• _WHAT IS NEEDED_
For this exercise, please find the lines in the entries that include the word "Popularität" and copy them.

- - -

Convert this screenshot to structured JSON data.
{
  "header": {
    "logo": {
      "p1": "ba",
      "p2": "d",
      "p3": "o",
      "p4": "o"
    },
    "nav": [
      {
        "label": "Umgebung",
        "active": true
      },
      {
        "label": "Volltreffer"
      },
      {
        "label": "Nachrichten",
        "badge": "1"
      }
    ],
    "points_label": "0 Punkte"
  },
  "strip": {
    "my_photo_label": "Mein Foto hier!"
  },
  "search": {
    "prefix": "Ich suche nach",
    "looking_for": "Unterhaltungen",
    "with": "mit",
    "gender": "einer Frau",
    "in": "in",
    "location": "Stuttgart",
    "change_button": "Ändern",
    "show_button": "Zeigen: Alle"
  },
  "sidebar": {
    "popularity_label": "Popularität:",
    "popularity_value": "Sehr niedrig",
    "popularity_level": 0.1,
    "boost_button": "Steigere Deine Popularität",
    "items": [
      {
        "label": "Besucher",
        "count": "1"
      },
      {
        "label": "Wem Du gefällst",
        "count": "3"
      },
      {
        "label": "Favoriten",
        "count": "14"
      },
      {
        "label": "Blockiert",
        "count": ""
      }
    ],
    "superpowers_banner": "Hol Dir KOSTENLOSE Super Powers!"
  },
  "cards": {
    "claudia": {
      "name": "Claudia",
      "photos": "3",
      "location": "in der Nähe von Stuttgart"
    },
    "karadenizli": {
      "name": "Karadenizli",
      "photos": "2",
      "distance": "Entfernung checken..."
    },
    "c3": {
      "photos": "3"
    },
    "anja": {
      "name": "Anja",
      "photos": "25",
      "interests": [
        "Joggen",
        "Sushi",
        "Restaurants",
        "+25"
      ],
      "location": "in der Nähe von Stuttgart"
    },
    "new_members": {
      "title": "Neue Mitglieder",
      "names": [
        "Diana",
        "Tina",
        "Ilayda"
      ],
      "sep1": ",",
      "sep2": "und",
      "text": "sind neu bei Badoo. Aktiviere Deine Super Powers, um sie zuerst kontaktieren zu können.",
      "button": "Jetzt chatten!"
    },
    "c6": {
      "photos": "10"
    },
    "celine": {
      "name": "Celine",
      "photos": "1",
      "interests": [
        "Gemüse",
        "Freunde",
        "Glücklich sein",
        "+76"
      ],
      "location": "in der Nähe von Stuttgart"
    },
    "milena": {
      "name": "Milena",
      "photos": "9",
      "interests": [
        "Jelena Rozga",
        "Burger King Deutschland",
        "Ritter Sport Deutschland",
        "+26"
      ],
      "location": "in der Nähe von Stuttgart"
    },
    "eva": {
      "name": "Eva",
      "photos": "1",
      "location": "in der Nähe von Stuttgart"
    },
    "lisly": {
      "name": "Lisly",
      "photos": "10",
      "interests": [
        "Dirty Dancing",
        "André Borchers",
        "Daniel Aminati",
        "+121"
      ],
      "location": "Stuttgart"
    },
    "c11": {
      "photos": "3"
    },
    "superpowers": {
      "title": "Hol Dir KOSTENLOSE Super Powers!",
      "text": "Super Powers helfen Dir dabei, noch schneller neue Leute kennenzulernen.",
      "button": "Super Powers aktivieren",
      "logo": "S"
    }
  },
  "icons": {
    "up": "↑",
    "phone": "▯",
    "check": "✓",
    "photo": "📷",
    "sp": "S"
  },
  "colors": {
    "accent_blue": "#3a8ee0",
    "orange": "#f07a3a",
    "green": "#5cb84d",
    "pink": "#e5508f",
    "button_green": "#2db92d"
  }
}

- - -

• _SOLUTION TO THIS PROBLEM_
    "popularity_label": "Popularität:",
    "boost_button": "Steigere Deine Popularität",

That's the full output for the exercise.